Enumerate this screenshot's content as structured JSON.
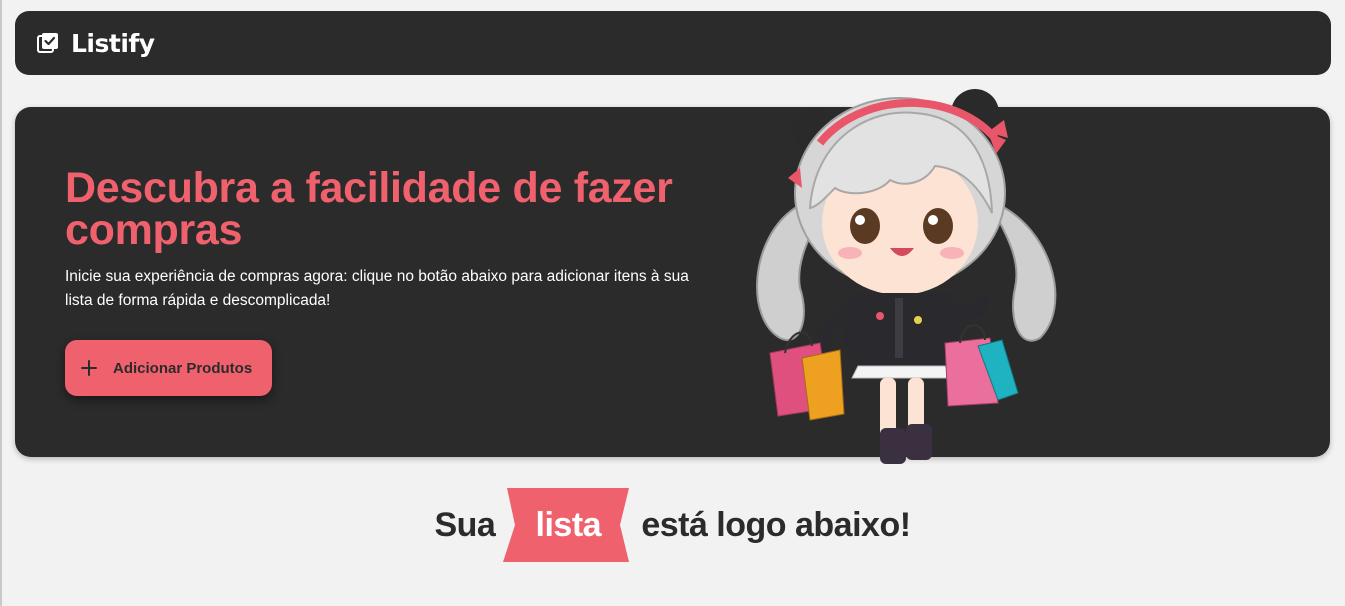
{
  "navbar": {
    "brand_icon": "checklist-icon",
    "brand_name": "Listify"
  },
  "hero": {
    "title": "Descubra a facilidade de fazer compras",
    "description": "Inicie sua experiência de compras agora: clique no botão abaixo para adicionar itens à sua lista de forma rápida e descomplicada!",
    "button_icon": "plus-icon",
    "button_label": "Adicionar Produtos",
    "illustration": "chibi-girl-with-shopping-bags"
  },
  "list_heading": {
    "before": "Sua",
    "highlight": "lista",
    "after": "está logo abaixo!"
  },
  "colors": {
    "accent": "#f0616e",
    "dark": "#2b2b2b",
    "background": "#f2f2f2",
    "text_light": "#ffffff"
  }
}
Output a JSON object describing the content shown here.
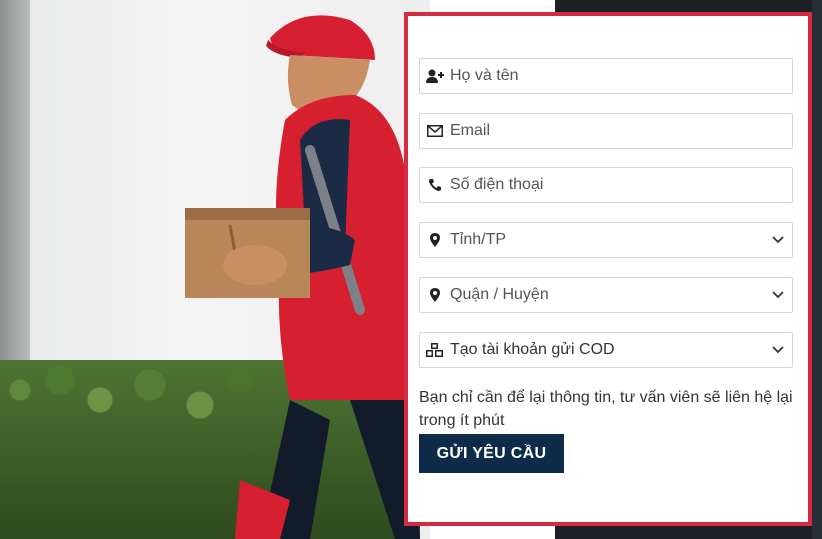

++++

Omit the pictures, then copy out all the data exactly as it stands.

Enumerate this screenshot's content as structured JSON.
{
  "navbar": {
    "brand_icon": "checklist-icon",
    "brand_name": "Listify"
  },
  "hero": {
    "title": "Descubra a facilidade de fazer compras",
    "description": "Inicie sua experiência de compras agora: clique no botão abaixo para adicionar itens à sua lista de forma rápida e descomplicada!",
    "button_icon": "plus-icon",
    "button_label": "Adicionar Produtos",
    "illustration": "chibi-girl-with-shopping-bags"
  },
  "list_heading": {
    "before": "Sua",
    "highlight": "lista",
    "after": "está logo abaixo!"
  },
  "colors": {
    "accent": "#f0616e",
    "dark": "#2b2b2b",
    "background": "#f2f2f2",
    "text_light": "#ffffff"
  }
}
Output a JSON object describing the content shown here.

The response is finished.